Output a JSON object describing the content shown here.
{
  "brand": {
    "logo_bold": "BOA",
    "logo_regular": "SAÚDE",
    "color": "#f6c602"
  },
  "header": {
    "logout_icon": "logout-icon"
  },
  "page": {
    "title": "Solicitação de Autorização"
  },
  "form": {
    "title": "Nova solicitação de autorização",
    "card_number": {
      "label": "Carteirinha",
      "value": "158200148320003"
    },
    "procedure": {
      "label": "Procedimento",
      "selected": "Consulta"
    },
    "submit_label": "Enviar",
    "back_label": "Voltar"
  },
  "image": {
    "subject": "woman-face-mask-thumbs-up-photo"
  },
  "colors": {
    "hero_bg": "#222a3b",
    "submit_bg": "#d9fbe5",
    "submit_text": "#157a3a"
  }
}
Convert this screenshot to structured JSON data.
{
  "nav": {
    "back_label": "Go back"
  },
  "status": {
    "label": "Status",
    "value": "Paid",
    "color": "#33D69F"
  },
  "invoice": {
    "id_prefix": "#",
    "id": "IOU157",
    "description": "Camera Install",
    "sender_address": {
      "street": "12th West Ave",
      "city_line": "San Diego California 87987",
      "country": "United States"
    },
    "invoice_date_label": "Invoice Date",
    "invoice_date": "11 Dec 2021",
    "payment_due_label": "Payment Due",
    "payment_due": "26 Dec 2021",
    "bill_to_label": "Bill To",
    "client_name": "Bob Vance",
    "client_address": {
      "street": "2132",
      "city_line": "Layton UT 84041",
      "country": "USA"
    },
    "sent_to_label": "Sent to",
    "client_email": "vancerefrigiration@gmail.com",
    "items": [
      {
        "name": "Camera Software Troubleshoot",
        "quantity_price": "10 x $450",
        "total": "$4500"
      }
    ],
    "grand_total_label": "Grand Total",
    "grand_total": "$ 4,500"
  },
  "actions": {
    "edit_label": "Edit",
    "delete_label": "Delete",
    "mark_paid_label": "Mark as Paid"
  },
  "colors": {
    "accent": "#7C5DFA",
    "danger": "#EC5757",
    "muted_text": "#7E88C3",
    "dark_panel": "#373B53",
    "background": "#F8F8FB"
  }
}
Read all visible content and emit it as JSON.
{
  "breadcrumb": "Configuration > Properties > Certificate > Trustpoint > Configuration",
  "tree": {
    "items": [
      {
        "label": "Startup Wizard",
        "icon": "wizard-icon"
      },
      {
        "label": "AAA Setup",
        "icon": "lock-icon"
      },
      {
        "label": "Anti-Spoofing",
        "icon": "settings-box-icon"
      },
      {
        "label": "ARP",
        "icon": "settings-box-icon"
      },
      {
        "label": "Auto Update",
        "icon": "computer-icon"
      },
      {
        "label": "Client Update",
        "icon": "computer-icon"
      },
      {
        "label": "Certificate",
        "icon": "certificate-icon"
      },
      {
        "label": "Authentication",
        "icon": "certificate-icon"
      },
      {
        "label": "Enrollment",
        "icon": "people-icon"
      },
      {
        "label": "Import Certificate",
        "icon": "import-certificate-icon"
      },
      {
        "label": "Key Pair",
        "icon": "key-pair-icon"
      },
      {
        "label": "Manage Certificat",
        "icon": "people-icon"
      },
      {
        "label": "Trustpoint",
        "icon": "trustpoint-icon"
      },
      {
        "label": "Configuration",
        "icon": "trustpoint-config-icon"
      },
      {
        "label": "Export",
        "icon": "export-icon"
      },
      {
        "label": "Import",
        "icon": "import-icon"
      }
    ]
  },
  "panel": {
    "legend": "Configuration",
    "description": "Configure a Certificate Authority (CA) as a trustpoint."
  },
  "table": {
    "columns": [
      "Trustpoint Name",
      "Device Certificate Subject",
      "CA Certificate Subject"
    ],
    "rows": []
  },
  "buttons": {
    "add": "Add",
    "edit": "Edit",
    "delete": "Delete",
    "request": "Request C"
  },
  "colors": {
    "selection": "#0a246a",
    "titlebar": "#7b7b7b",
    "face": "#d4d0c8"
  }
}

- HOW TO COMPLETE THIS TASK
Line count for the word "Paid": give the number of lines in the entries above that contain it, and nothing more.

- RESULT OF THE TASK
2